Start of Recorded data
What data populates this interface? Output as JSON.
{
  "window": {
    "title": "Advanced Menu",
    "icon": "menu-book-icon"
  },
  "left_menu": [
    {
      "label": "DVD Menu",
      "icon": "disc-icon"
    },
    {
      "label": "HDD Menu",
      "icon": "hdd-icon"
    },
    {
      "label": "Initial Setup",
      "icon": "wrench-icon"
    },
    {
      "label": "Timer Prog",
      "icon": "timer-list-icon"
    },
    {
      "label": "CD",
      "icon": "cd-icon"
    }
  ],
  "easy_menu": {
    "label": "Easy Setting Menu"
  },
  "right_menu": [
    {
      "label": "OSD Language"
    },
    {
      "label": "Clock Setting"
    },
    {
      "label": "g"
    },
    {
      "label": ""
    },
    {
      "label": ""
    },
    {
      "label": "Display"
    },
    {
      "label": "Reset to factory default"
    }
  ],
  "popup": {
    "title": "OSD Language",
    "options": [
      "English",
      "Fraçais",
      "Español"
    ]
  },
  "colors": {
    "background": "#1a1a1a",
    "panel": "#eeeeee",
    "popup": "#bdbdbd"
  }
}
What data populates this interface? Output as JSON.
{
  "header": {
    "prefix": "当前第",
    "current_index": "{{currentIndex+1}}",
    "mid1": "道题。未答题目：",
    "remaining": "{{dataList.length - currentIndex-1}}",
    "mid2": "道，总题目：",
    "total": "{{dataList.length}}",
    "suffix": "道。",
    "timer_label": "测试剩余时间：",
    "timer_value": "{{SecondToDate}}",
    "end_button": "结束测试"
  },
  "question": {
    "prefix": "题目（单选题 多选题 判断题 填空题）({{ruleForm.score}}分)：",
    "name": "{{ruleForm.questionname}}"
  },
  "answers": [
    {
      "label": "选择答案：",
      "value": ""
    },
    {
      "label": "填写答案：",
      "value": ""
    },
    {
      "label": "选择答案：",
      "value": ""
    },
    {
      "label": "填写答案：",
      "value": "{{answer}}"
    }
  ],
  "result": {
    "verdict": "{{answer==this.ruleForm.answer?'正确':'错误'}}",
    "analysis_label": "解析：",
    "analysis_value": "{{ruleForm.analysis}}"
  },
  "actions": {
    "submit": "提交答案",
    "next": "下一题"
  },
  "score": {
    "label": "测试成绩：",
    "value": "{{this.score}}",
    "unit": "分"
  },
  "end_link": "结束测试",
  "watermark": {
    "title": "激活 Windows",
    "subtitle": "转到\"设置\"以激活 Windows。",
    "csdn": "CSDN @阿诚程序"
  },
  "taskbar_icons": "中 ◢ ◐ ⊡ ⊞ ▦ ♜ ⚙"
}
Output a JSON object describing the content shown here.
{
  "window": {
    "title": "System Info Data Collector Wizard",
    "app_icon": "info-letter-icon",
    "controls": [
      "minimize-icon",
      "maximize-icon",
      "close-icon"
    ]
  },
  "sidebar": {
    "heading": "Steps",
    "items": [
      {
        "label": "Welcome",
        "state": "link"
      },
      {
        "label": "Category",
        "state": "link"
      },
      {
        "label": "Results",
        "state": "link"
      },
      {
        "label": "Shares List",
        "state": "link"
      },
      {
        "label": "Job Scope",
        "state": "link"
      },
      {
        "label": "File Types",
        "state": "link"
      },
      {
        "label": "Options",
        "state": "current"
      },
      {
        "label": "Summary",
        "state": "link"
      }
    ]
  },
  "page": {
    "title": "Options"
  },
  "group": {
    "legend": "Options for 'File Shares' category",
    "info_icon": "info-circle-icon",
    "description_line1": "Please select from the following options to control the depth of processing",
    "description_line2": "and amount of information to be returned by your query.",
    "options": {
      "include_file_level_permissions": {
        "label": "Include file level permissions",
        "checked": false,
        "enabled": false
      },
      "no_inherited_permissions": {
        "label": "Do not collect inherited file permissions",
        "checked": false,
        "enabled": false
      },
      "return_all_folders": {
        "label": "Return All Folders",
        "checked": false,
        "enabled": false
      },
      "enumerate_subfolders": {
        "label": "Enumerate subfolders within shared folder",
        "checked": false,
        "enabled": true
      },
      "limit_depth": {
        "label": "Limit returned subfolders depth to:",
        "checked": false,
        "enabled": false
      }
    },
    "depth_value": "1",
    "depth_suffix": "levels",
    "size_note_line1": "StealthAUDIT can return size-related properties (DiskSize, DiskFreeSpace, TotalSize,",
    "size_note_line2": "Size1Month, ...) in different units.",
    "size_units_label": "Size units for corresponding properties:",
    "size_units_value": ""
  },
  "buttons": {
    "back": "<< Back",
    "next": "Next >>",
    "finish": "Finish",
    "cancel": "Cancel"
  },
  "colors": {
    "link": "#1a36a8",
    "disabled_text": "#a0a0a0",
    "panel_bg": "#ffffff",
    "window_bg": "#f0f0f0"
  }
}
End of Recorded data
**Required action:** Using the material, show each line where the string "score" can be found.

**Your solution:**
    "prefix": "题目（单选题 多选题 判断题 填空题）({{ruleForm.score}}分)：",
  "score": {
    "value": "{{this.score}}",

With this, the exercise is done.